f'(x) = 0 - 4/(x+1)^2, as (constant)' = 0 and (k/(x+a)^n)' = - kn/(x-a)^(n+1).

Therefore, f'(0) = -4/(0+1)^2 = -4.

To calculate f'(0), we'll use the definition of the derivative:

f'(0) = lim {[f(x) - f(0)]/(x-0)} , x-->0

f'(0) = lim {[(x-3)/(x+1) - (-3)/1]/ x}, x-->0

f'(0) = lim {[(x-3)/(x+1) - (-3)/1]/ x}, x-->0

f'(0) = lim [(x-3 + 3x + 3)/ x(x+1)], x-->0

We'll combine like terms:

f'(0) = lim [(x-3 + 3x + 3)/ x(x+1)], x-->0

f'(0) = lim [4x/x(x+1)], x-->0

f'(0) = lim [4x/x(x+1)], x-->0

f'(0) = lim [4/(x+1)], x-->0

f'(0) = lim [4/(x+1)], x-->0

**f'(0) = 4/(0+1) = 4/1 = 4**

f(x) = (x-3) / (x+1)

As, x= 0

(plugging the values in the equation)

f(0) = (0-3) / (0+1)

f(0) = (-3) / (+1)

f(0) = -3

f(x) = (x-3)/(X+1) THEN

by putting 0 on the value of x we get,

f(0) = (0-3)/(0+1)

f(0) =-3/1

f(0) =-3
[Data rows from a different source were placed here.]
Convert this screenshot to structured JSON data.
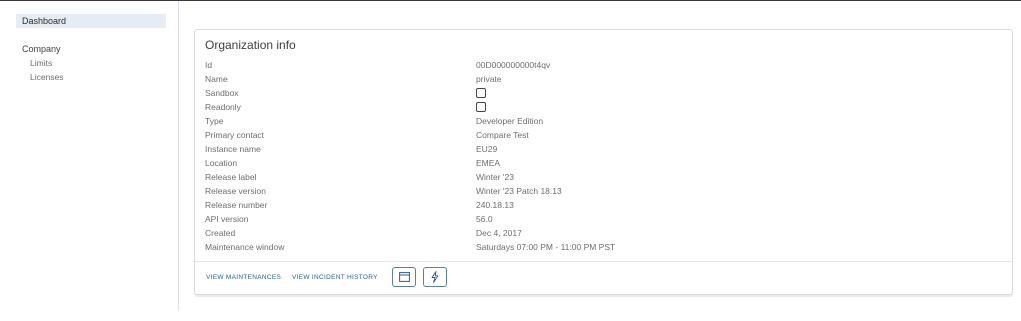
{
  "sidebar": {
    "dashboard": "Dashboard",
    "company": "Company",
    "limits": "Limits",
    "licenses": "Licenses"
  },
  "card": {
    "title": "Organization info",
    "rows": [
      {
        "label": "Id",
        "value": "00D000000000t4qv"
      },
      {
        "label": "Name",
        "value": "private"
      },
      {
        "label": "Sandbox",
        "value": ""
      },
      {
        "label": "Readonly",
        "value": ""
      },
      {
        "label": "Type",
        "value": "Developer Edition"
      },
      {
        "label": "Primary contact",
        "value": "Compare Test"
      },
      {
        "label": "Instance name",
        "value": "EU29"
      },
      {
        "label": "Location",
        "value": "EMEA"
      },
      {
        "label": "Release label",
        "value": "Winter '23"
      },
      {
        "label": "Release version",
        "value": "Winter '23 Patch 18.13"
      },
      {
        "label": "Release number",
        "value": "240.18.13"
      },
      {
        "label": "API version",
        "value": "56.0"
      },
      {
        "label": "Created",
        "value": "Dec 4, 2017"
      },
      {
        "label": "Maintenance window",
        "value": "Saturdays 07:00 PM - 11:00 PM PST"
      }
    ],
    "sandbox_checked": false,
    "readonly_checked": false,
    "footer": {
      "view_maintenances": "VIEW MAINTENANCES",
      "view_incident_history": "VIEW INCIDENT HISTORY",
      "calendar_icon": "calendar-icon",
      "bolt_icon": "lightning-bolt-icon"
    }
  },
  "colors": {
    "accent": "#2f5c8a",
    "sidebar_active_bg": "#e5ecf3"
  }
}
You need to find derivative of function using the quotient rule such that:

You need to substitute 0 for x in f'(x) such that:

**Hence, evaluating the derivative of the function at yields **